Video: Oshie talks about this season's offensive improvement
The Caps' Monday loss to Dallas was their sixth straight setback to the Stars on home ice; the last time Washington prevailed over the Stars in D.C. was Nov. 30, 2006. The Caps have struggled mightily against the Stars since that team moved from Minnesota to Texas for the 1993-94 season, and they're now 7-22-3 against the Stars since then. Only three of Washington's seven wins over the Stars during that span have come in regulation.
Now, the Caps head west to face another longtime nemesis in the Sharks. Earlier this season, San Jose whitewashed the Capitals by a 3-0 count at Verizon Center on Nov. 8. Including that game, Washington is 11-23-1-3 against the Sharks since San Jose joined the league as the NHL's 22nd franchise in 1991-92.
Many of Washington's wins in the series came early in the Sharks' existence when they were a weak expansion team. The Capitals started off by winning seven of their first 10 games against the Sharks, but they've gone 4-20-1-3 in their last 28 meetings with San Jose, since the start of the 1997-98 season.
The Caps went more than two decades without tasting victory in Northern California. After taking a 4-2 win from the Sharks in San Jose on Oct. 30, 1993, Washington went 0-11-1 in its next dozen road games against the Sharks before finally scratching out a 3-2 shootout win in San Jose on March 22, 2014. The Caps have won once more in San Jose since then, taking a 5-4 overtime victory on Feb. 11, 2015, but that victory way back in 1993 stands as the Capitals most recent regulation win in San Jose.
A season after making the first Stanley Cup final appearance in franchise history, the Sharks are once again sitting atop the Pacific Division standings as they aim for their first division title since 2010-11. The Sharks came out of the Western Conference as the sixth seed last spring, bowing to the Pittsburgh Penguins in a six-game Cup final series.
Going into Wednesday's slate of NHL activity, the Sharks own a seven-point lead over second-place Edmonton in the Pacific Division, the widest lead of any of the league's four division leaders. San Jose has two games remaining with the Oilers this season, but the Sharks have also earned a point in 19 of their last 22 games (14-3-5), so the likelihood of them holding on to the top spot is strong.

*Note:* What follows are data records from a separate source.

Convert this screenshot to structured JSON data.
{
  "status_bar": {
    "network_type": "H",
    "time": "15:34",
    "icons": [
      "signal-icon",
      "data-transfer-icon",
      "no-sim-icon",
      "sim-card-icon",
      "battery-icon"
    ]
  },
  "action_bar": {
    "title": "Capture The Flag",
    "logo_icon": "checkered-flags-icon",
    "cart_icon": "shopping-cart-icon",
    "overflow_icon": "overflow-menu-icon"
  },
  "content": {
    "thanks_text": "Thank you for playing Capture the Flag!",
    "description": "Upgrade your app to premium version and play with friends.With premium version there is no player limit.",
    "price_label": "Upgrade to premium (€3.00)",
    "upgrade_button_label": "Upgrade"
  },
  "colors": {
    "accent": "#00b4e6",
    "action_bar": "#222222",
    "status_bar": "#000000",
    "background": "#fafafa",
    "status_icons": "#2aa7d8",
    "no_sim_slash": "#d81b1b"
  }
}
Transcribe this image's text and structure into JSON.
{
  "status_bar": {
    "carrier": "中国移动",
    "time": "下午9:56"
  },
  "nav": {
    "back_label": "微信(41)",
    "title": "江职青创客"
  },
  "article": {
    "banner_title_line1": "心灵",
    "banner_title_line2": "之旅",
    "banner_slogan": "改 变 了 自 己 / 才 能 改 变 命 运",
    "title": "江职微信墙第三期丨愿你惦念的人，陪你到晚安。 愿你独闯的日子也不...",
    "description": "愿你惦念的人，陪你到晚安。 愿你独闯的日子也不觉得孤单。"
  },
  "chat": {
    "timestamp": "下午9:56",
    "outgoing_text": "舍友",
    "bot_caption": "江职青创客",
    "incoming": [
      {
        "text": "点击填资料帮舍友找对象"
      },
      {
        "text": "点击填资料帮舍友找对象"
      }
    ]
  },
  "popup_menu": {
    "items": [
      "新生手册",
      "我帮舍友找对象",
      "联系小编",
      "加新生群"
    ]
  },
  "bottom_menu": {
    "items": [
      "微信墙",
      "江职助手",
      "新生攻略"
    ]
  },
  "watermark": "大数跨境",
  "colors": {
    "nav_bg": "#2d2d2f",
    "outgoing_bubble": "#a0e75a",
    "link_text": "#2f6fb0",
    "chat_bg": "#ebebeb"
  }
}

San Jose is in the middle of the pack in goals scored this season, but the Sharks are the league's third stingiest team in terms of goals against per game. San Jose has permitted an average of 2.32 goals per game, and it trails only Washington (2.06) and Columbus (2.28) in that department. The Sharks are on pace to permit 190 goals against this season, which would be the team's best mark since it surrendered a franchise record low of 183 goals against in 2003-04.
The Sharks have won four of their last five games, surrendering a total of just eight goals in those five games. San Jose's penalty kill has been nicked for a power-play goal in each of the team's last four games, so the Sharks have permitted only four even-strength tallies in those last five contests.